*What the task asks:*
Pictures appear among the records. Write out all else exactly as it stands.

───── Data provided

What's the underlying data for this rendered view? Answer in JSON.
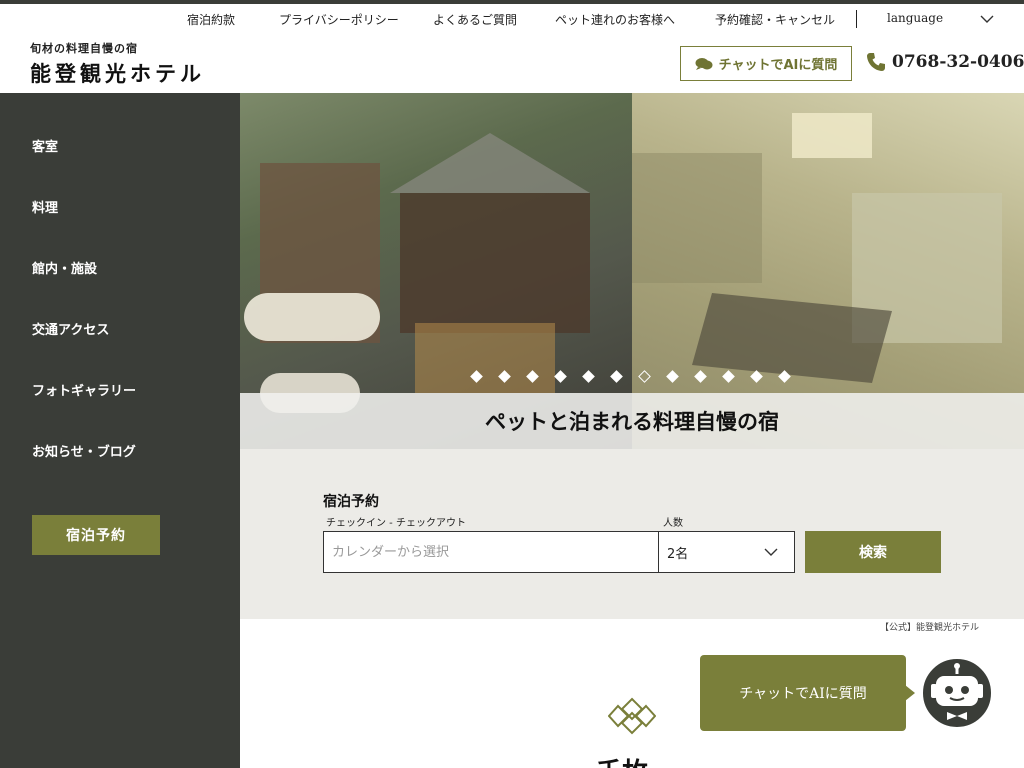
{
  "top_nav": {
    "items": [
      {
        "label": "宿泊約款"
      },
      {
        "label": "プライバシーポリシー"
      },
      {
        "label": "よくあるご質問"
      },
      {
        "label": "ペット連れのお客様へ"
      },
      {
        "label": "予約確認・キャンセル"
      }
    ],
    "language_label": "language"
  },
  "logo": {
    "tagline": "旬材の料理自慢の宿",
    "name": "能登観光ホテル"
  },
  "header": {
    "chat_button_label": "チャットでAIに質問",
    "phone": "0768-32-0406"
  },
  "sidebar": {
    "items": [
      {
        "label": "客室"
      },
      {
        "label": "料理"
      },
      {
        "label": "館内・施設"
      },
      {
        "label": "交通アクセス"
      },
      {
        "label": "フォトギャラリー"
      },
      {
        "label": "お知らせ・ブログ"
      }
    ],
    "reserve_label": "宿泊予約"
  },
  "hero": {
    "caption": "ペットと泊まれる料理自慢の宿",
    "slide_count": 12,
    "active_slide": 7
  },
  "search": {
    "title": "宿泊予約",
    "date_label": "チェックイン - チェックアウト",
    "date_placeholder": "カレンダーから選択",
    "guests_label": "人数",
    "guests_value": "2名",
    "search_label": "検索"
  },
  "footer_note": "【公式】能登観光ホテル",
  "section": {
    "title_partial": "千枚"
  },
  "chat_widget": {
    "label": "チャットでAIに質問"
  },
  "colors": {
    "accent": "#7a7f3a",
    "sidebar": "#3a3d38",
    "search_bg": "#ecebe7"
  },
  "icons": {
    "chat": "chat-bubble-icon",
    "phone": "phone-icon",
    "chevron": "chevron-down-icon",
    "robot": "robot-icon",
    "ornament": "knot-ornament-icon"
  }
}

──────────

*Solution to this problem:*
What's the underlying data for this rendered view? Answer in JSON.
{
  "top_nav": {
    "items": [
      {
        "label": "宿泊約款"
      },
      {
        "label": "プライバシーポリシー"
      },
      {
        "label": "よくあるご質問"
      },
      {
        "label": "ペット連れのお客様へ"
      },
      {
        "label": "予約確認・キャンセル"
      }
    ],
    "language_label": "language"
  },
  "logo": {
    "tagline": "旬材の料理自慢の宿",
    "name": "能登観光ホテル"
  },
  "header": {
    "chat_button_label": "チャットでAIに質問",
    "phone": "0768-32-0406"
  },
  "sidebar": {
    "items": [
      {
        "label": "客室"
      },
      {
        "label": "料理"
      },
      {
        "label": "館内・施設"
      },
      {
        "label": "交通アクセス"
      },
      {
        "label": "フォトギャラリー"
      },
      {
        "label": "お知らせ・ブログ"
      }
    ],
    "reserve_label": "宿泊予約"
  },
  "hero": {
    "caption": "ペットと泊まれる料理自慢の宿",
    "slide_count": 12,
    "active_slide": 7
  },
  "search": {
    "title": "宿泊予約",
    "date_label": "チェックイン - チェックアウト",
    "date_placeholder": "カレンダーから選択",
    "guests_label": "人数",
    "guests_value": "2名",
    "search_label": "検索"
  },
  "footer_note": "【公式】能登観光ホテル",
  "section": {
    "title_partial": "千枚"
  },
  "chat_widget": {
    "label": "チャットでAIに質問"
  },
  "colors": {
    "accent": "#7a7f3a",
    "sidebar": "#3a3d38",
    "search_bg": "#ecebe7"
  },
  "icons": {
    "chat": "chat-bubble-icon",
    "phone": "phone-icon",
    "chevron": "chevron-down-icon",
    "robot": "robot-icon",
    "ornament": "knot-ornament-icon"
  }
}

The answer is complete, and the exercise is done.